- WHAT THIS TASK INVOLVES: Each record should be reproduced exactly.
==*==
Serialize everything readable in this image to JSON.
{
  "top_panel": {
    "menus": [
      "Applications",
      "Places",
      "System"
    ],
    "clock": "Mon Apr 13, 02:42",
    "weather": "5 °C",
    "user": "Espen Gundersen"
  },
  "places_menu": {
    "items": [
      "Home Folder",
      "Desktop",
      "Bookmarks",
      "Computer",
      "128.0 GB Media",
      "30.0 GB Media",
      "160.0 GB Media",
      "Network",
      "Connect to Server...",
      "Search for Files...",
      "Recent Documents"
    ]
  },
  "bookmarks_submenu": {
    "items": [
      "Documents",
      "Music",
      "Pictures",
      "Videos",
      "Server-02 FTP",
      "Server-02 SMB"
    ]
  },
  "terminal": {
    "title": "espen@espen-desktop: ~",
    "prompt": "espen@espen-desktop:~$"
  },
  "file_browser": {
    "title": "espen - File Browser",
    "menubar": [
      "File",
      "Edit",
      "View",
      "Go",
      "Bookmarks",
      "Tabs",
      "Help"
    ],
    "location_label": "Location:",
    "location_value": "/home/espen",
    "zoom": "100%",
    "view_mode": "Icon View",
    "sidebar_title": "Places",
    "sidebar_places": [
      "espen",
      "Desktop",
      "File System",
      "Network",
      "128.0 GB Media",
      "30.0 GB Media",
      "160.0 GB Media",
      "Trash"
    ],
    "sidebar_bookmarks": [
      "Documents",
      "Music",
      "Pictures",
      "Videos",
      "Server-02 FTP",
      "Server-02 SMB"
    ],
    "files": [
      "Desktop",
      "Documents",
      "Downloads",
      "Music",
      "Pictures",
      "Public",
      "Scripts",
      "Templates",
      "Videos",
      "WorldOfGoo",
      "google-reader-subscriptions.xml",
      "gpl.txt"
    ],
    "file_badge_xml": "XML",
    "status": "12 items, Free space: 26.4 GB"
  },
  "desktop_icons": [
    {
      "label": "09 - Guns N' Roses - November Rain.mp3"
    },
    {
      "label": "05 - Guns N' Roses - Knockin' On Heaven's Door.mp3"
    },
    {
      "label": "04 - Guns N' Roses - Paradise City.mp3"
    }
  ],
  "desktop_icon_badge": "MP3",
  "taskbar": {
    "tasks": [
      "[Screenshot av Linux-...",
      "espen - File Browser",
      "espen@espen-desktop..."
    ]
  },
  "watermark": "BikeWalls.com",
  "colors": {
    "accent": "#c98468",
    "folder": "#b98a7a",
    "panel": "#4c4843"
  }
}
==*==
- THE ANSWER:
Serialize everything readable in this image to JSON.
{
  "top_panel": {
    "menus": [
      "Applications",
      "Places",
      "System"
    ],
    "clock": "Mon Apr 13, 02:42",
    "weather": "5 °C",
    "user": "Espen Gundersen"
  },
  "places_menu": {
    "items": [
      "Home Folder",
      "Desktop",
      "Bookmarks",
      "Computer",
      "128.0 GB Media",
      "30.0 GB Media",
      "160.0 GB Media",
      "Network",
      "Connect to Server...",
      "Search for Files...",
      "Recent Documents"
    ]
  },
  "bookmarks_submenu": {
    "items": [
      "Documents",
      "Music",
      "Pictures",
      "Videos",
      "Server-02 FTP",
      "Server-02 SMB"
    ]
  },
  "terminal": {
    "title": "espen@espen-desktop: ~",
    "prompt": "espen@espen-desktop:~$"
  },
  "file_browser": {
    "title": "espen - File Browser",
    "menubar": [
      "File",
      "Edit",
      "View",
      "Go",
      "Bookmarks",
      "Tabs",
      "Help"
    ],
    "location_label": "Location:",
    "location_value": "/home/espen",
    "zoom": "100%",
    "view_mode": "Icon View",
    "sidebar_title": "Places",
    "sidebar_places": [
      "espen",
      "Desktop",
      "File System",
      "Network",
      "128.0 GB Media",
      "30.0 GB Media",
      "160.0 GB Media",
      "Trash"
    ],
    "sidebar_bookmarks": [
      "Documents",
      "Music",
      "Pictures",
      "Videos",
      "Server-02 FTP",
      "Server-02 SMB"
    ],
    "files": [
      "Desktop",
      "Documents",
      "Downloads",
      "Music",
      "Pictures",
      "Public",
      "Scripts",
      "Templates",
      "Videos",
      "WorldOfGoo",
      "google-reader-subscriptions.xml",
      "gpl.txt"
    ],
    "file_badge_xml": "XML",
    "status": "12 items, Free space: 26.4 GB"
  },
  "desktop_icons": [
    {
      "label": "09 - Guns N' Roses - November Rain.mp3"
    },
    {
      "label": "05 - Guns N' Roses - Knockin' On Heaven's Door.mp3"
    },
    {
      "label": "04 - Guns N' Roses - Paradise City.mp3"
    }
  ],
  "desktop_icon_badge": "MP3",
  "taskbar": {
    "tasks": [
      "[Screenshot av Linux-...",
      "espen - File Browser",
      "espen@espen-desktop..."
    ]
  },
  "watermark": "BikeWalls.com",
  "colors": {
    "accent": "#c98468",
    "folder": "#b98a7a",
    "panel": "#4c4843"
  }
}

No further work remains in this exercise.